NOTE: As part of the redevelopment of the Self-Review Tool users will need to re-register to use this new revised and improved version
The Self-Review Tool supports universities to review and reflect on their progress in embedding a whole system approach to health and wellbeing
The Self-Review Tool is not a cross-institution benchmarking tool for universities to compare and compete – and the reports generated will be confidential to you. It has been designed to facilitate strategic-level engagement and partnership development within individual HEIs, and to allow for internal benchmarking over time.
The Self-Review Tool is designed to be used on-line – and to get started, you will need to register. During this process, you will be alerted as to whether anyone else from your institution has already registered. It is recommended that you liaise with colleagues to ensure that you take a co-ordinated approach within and across your university and students’ union. Ideally, a multi-departmental and multi-service group should use it to assess progress and inform planning, thereby building up a picture of where the institution is at on its Healthy University journey and guiding future responses to student, staff and community health and wellbeing. A downloadable version is available to facilitate this group process, enabling different individuals to complete drafts of specific sections prior to the on-line tool being completed and submitted.
What does the Self-Review Tool consist of?
The Self-Review Tool is an online questionnaire structured under five headings that reflect the key areas that a university should be addressing when working towards their goal of becoming a Healthy University:
- Leadership and Governance: This section of the tool focuses on the corporate commitment of the university in working towards becoming a Healthy University.
- Service Provision: This section of the tool identifies the level of service provision on and off site to support the health and wellbeing needs of staff and students.
- Facilities and Environment: This section of the tool supports the university in reviewing the facilities it provides and the environment it creates to support the health and wellbeing of staff and students and the wider community.
- Communication, Information and Marketing: This section of the tool reviews the processes involved in communicating health and wellbeing information and messages to staff and students and how the university markets health and wellbeing in its promotional materials.
- Academic, Personal, Social and Professional Development: This section of the tool deals with how the university uses the opportunities presented by curricula, research, knowledge transfer and professional development to improve health and wellbeing and respond to the needs of its staff and students.
Under each sub-heading, there are statements giving an opportunity to reflect and review current progress by choosing one of four qualitative ‘multiple choice’ responses:
- No not at all / Don’t know: i.e. the university has not yet engaged with this area of work or you do not know and are unable to find out the answer.
- Thinking about it: i.e. the area of work has been raised as an issue for consideration or there are pockets of isolated activity.
- Working on this currently: i.e. the university as a whole has made a strategic-level commitment.
- Yes we are there: i.e. the university as a whole has acted on this strategic-level commitment.

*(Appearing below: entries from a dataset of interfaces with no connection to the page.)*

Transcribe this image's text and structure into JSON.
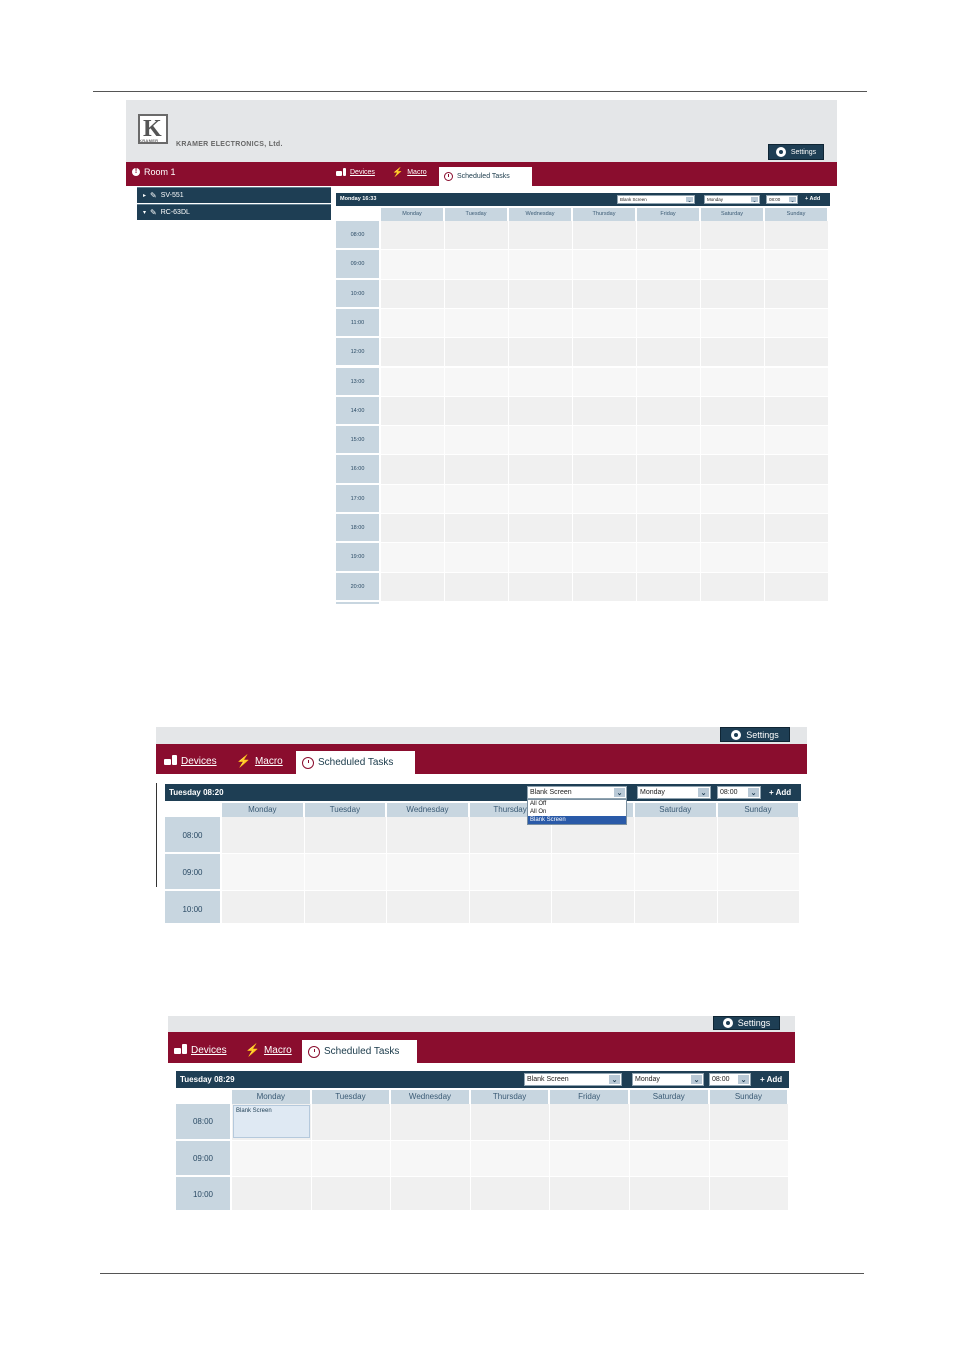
{
  "days": [
    "Monday",
    "Tuesday",
    "Wednesday",
    "Thursday",
    "Friday",
    "Saturday",
    "Sunday"
  ],
  "colors": {
    "burgundy": "#8a0d2e",
    "navy": "#1e3e54",
    "header_blue": "#c8d6e0"
  },
  "screenshot1": {
    "logo_letter": "K",
    "logo_small": "KRAMER",
    "company": "KRAMER ELECTRONICS, Ltd.",
    "settings_label": "Settings",
    "room_label": "Room 1",
    "devices": [
      {
        "expand": "▸",
        "label": "SV-551"
      },
      {
        "expand": "▾",
        "label": "RC-63DL"
      }
    ],
    "tabs": {
      "devices": "Devices",
      "macro": "Macro",
      "scheduled": "Scheduled Tasks"
    },
    "now": "Monday 16:33",
    "action_select": "Blank Screen",
    "day_select": "Monday",
    "time_select": "08:00",
    "add_label": "+  Add",
    "times": [
      "08:00",
      "09:00",
      "10:00",
      "11:00",
      "12:00",
      "13:00",
      "14:00",
      "15:00",
      "16:00",
      "17:00",
      "18:00",
      "19:00",
      "20:00"
    ]
  },
  "screenshot2": {
    "settings_label": "Settings",
    "tabs": {
      "devices": "Devices",
      "macro": "Macro",
      "scheduled": "Scheduled Tasks"
    },
    "now": "Tuesday 08:20",
    "action_select": "Blank Screen",
    "dropdown_options": [
      "All Off",
      "All On",
      "Blank Screen"
    ],
    "day_select": "Monday",
    "time_select": "08:00",
    "add_label": "+  Add",
    "times": [
      "08:00",
      "09:00",
      "10:00"
    ]
  },
  "screenshot3": {
    "settings_label": "Settings",
    "tabs": {
      "devices": "Devices",
      "macro": "Macro",
      "scheduled": "Scheduled Tasks"
    },
    "now": "Tuesday 08:29",
    "action_select": "Blank Screen",
    "day_select": "Monday",
    "time_select": "08:00",
    "add_label": "+  Add",
    "times": [
      "08:00",
      "09:00",
      "10:00"
    ],
    "task": "Blank Screen"
  }
}
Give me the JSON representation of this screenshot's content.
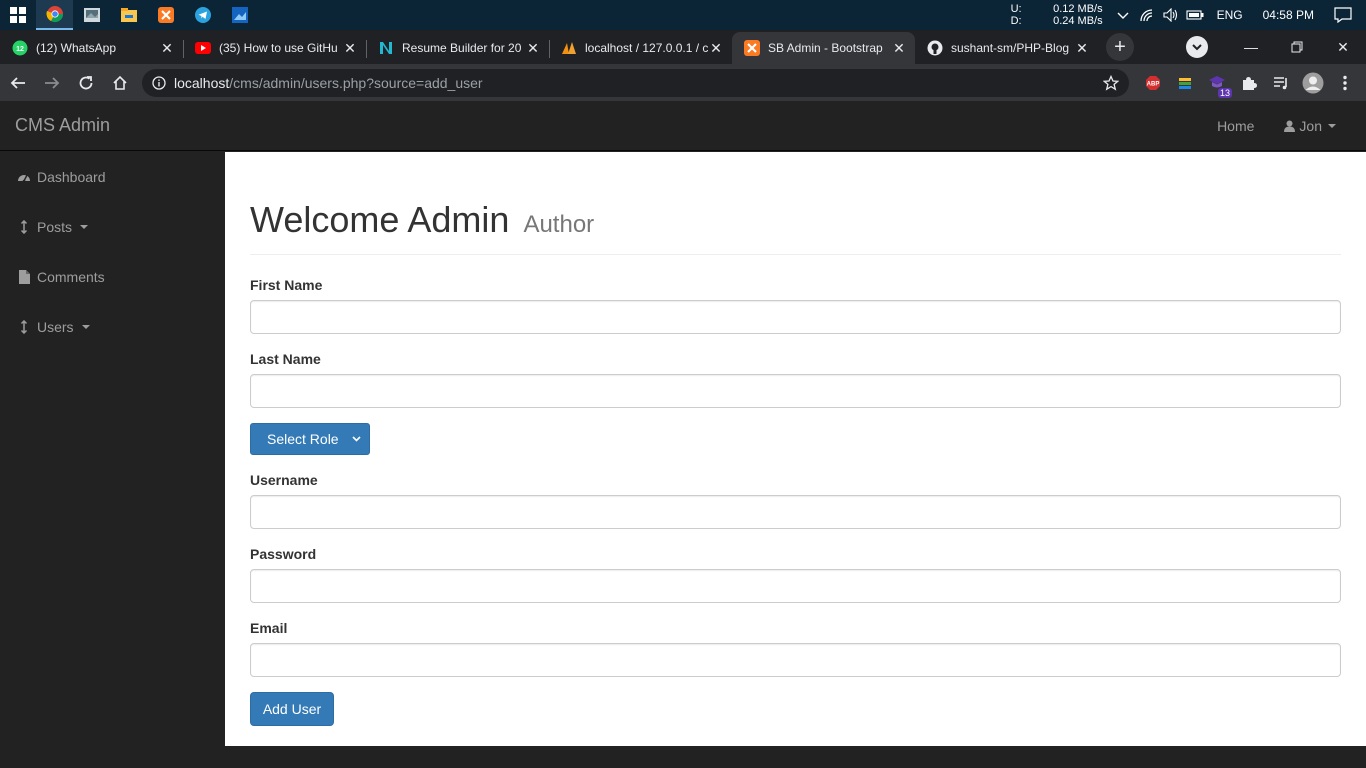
{
  "taskbar": {
    "apps": [
      {
        "name": "chrome-icon",
        "active": true
      },
      {
        "name": "photos-icon",
        "active": false
      },
      {
        "name": "file-explorer-icon",
        "active": false
      },
      {
        "name": "xampp-icon",
        "active": false
      },
      {
        "name": "telegram-icon",
        "active": false
      },
      {
        "name": "image-viewer-icon",
        "active": false
      }
    ],
    "net_up_label": "U:",
    "net_up_value": "0.12 MB/s",
    "net_down_label": "D:",
    "net_down_value": "0.24 MB/s",
    "language": "ENG",
    "time": "04:58 PM"
  },
  "browser": {
    "tabs": [
      {
        "title": "(12) WhatsApp",
        "icon": "whatsapp-icon"
      },
      {
        "title": "(35) How to use GitHu",
        "icon": "youtube-icon"
      },
      {
        "title": "Resume Builder for 20",
        "icon": "resume-icon"
      },
      {
        "title": "localhost / 127.0.0.1 / c",
        "icon": "phpmyadmin-icon"
      },
      {
        "title": "SB Admin - Bootstrap",
        "icon": "xampp-icon"
      },
      {
        "title": "sushant-sm/PHP-Blog",
        "icon": "github-icon"
      }
    ],
    "active_tab": 4,
    "url_host": "localhost",
    "url_path": "/cms/admin/users.php?source=add_user",
    "extension_badge": "13"
  },
  "navbar": {
    "brand": "CMS Admin",
    "home": "Home",
    "user": "Jon"
  },
  "sidebar": {
    "items": [
      {
        "label": "Dashboard",
        "icon": "dashboard-icon",
        "dropdown": false
      },
      {
        "label": "Posts",
        "icon": "arrows-v-icon",
        "dropdown": true
      },
      {
        "label": "Comments",
        "icon": "file-icon",
        "dropdown": false
      },
      {
        "label": "Users",
        "icon": "arrows-v-icon",
        "dropdown": true
      }
    ]
  },
  "main": {
    "title": "Welcome Admin",
    "subtitle": "Author",
    "first_name_label": "First Name",
    "last_name_label": "Last Name",
    "role_select": "Select Role",
    "username_label": "Username",
    "password_label": "Password",
    "email_label": "Email",
    "submit": "Add User"
  },
  "colors": {
    "primary": "#337ab7",
    "navbar_bg": "#222222",
    "taskbar_bg": "#0b2436"
  }
}
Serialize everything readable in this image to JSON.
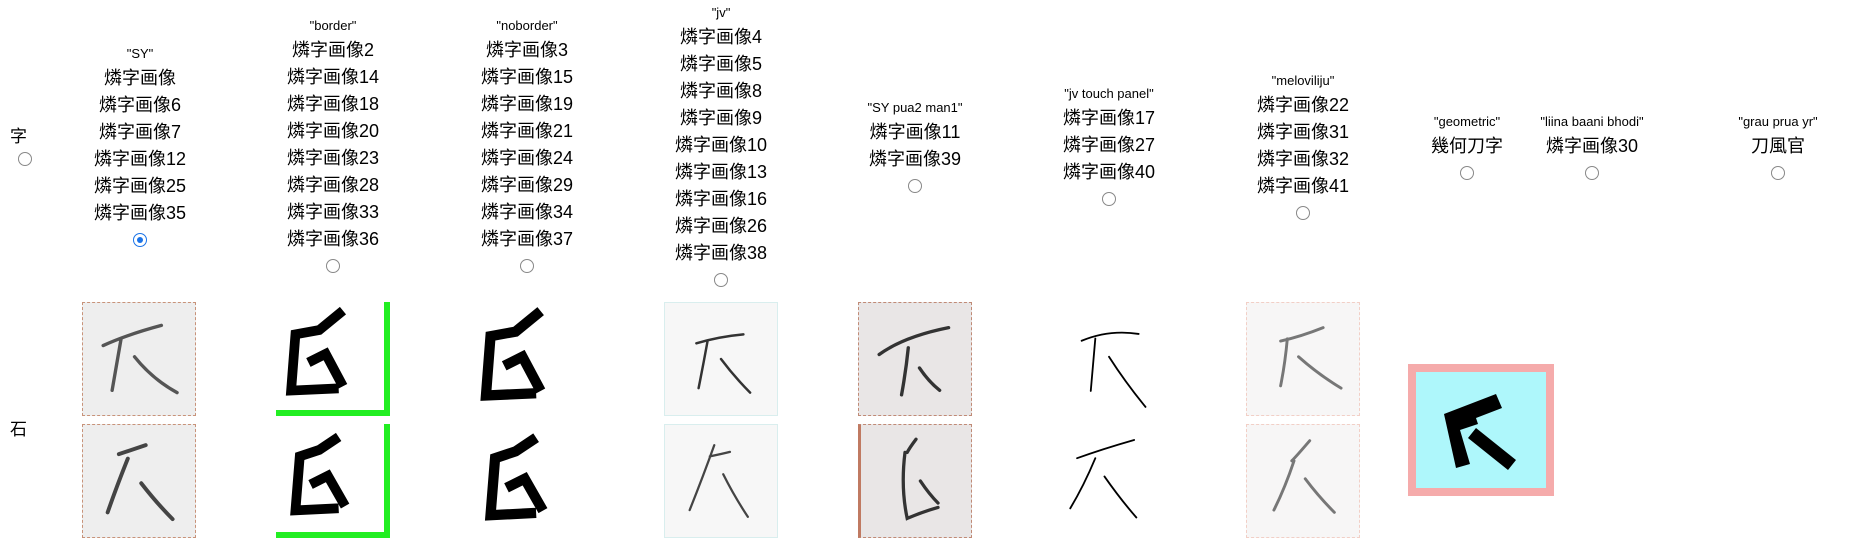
{
  "row_labels": {
    "ji": "字",
    "ishi": "石"
  },
  "columns": [
    {
      "tag": "\"SY\"",
      "items": [
        "燐字画像",
        "燐字画像6",
        "燐字画像7",
        "燐字画像12",
        "燐字画像25",
        "燐字画像35"
      ],
      "selected": true
    },
    {
      "tag": "\"border\"",
      "items": [
        "燐字画像2",
        "燐字画像14",
        "燐字画像18",
        "燐字画像20",
        "燐字画像23",
        "燐字画像28",
        "燐字画像33",
        "燐字画像36"
      ],
      "selected": false
    },
    {
      "tag": "\"noborder\"",
      "items": [
        "燐字画像3",
        "燐字画像15",
        "燐字画像19",
        "燐字画像21",
        "燐字画像24",
        "燐字画像29",
        "燐字画像34",
        "燐字画像37"
      ],
      "selected": false
    },
    {
      "tag": "\"jv\"",
      "items": [
        "燐字画像4",
        "燐字画像5",
        "燐字画像8",
        "燐字画像9",
        "燐字画像10",
        "燐字画像13",
        "燐字画像16",
        "燐字画像26",
        "燐字画像38"
      ],
      "selected": false
    },
    {
      "tag": "\"SY pua2 man1\"",
      "items": [
        "燐字画像11",
        "燐字画像39"
      ],
      "selected": false
    },
    {
      "tag": "\"jv touch panel\"",
      "items": [
        "燐字画像17",
        "燐字画像27",
        "燐字画像40"
      ],
      "selected": false
    },
    {
      "tag": "\"meloviliju\"",
      "items": [
        "燐字画像22",
        "燐字画像31",
        "燐字画像32",
        "燐字画像41"
      ],
      "selected": false
    },
    {
      "tag": "\"geometric\"",
      "items": [
        "幾何刀字"
      ],
      "selected": false
    },
    {
      "tag": "\"liina baani bhodi\"",
      "items": [
        "燐字画像30"
      ],
      "selected": false
    },
    {
      "tag": "\"grau prua yr\"",
      "items": [
        "刀風官"
      ],
      "selected": false
    }
  ],
  "colors": {
    "accent": "#1a73e8",
    "green_border": "#22ee22",
    "geo_bg": "#aef7fb",
    "geo_border": "#f5abab"
  }
}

Additionally, under each question, a drop-down text box is available for you to make a note of ‘evidence’ that you have used when deciding which of the four responses to choose. This will be helpful when you repeat the exercise and want to benchmark your progress.
Under each section of the questionnaire, a further text box is available in order to record any additional activity not captured by the questions – allowing you to record examples of innovative and creative activity.
Whilst you will be able to scroll through the questionnaire online, you must complete every question (even if you answer ‘don’t know’ to some) in order to be able to submit. Once a university has completed the online tool and submitted its responses, a graphic representation (red, amber, green) of levels of progress under each key heading will be generated. This will highlight those areas where the university is achieving and those areas where additional input is needed. It should be noted that this report does not constitute a detailed analysis – rather, it is designed as a helpful mechanism for guiding future decision-making and action-planning. The red/amber/green calculation is based on assigning a score for each question: 0% for No not at all / Don’t know, 33% for Thinking about it, 66% for Working on currently and 100% for Yes we are there. Each area is rated on its average score: red for under 45%, amber for 45-69% and green for over 70%.
What the Self-Review Tool does not offer
We recognise that some universities will find it challenging to complete the questions in a way that they feel adequately reflects the differential progress that they have made with different population groups (e.g. students or staff) or on different topics and themes (e.g. mental wellbeing, food, physical activity). However, in keeping with the whole system focus of Healthy Universities, we have deliberately kept the focus of the tool ‘general’.
If you feel that it would be valuable to complete the questionnaire separately for different population groups and/or different topics and themes, you are able to do this – just keep a record of your focus when you register.
You may also find it useful to explore and use alternative resources. For instance, the Welsh Government led the development of a Healthy and Sustainable FE and HE Framework – which uses a matrix approach to map and assess progress in relation to six health-related topics that across four aspects of college and university life.
From tool to action
Based on this profile, universities will be able to set priorities and develop action plans, which can be monitored and reviewed by a cross-university group. It is important that the tool does not encourage complacency: even when universities score green, there is always room for further improvement and enhancement!
It is suggested that the Self-Review Tool be used on an annual basis to review and benchmark progress.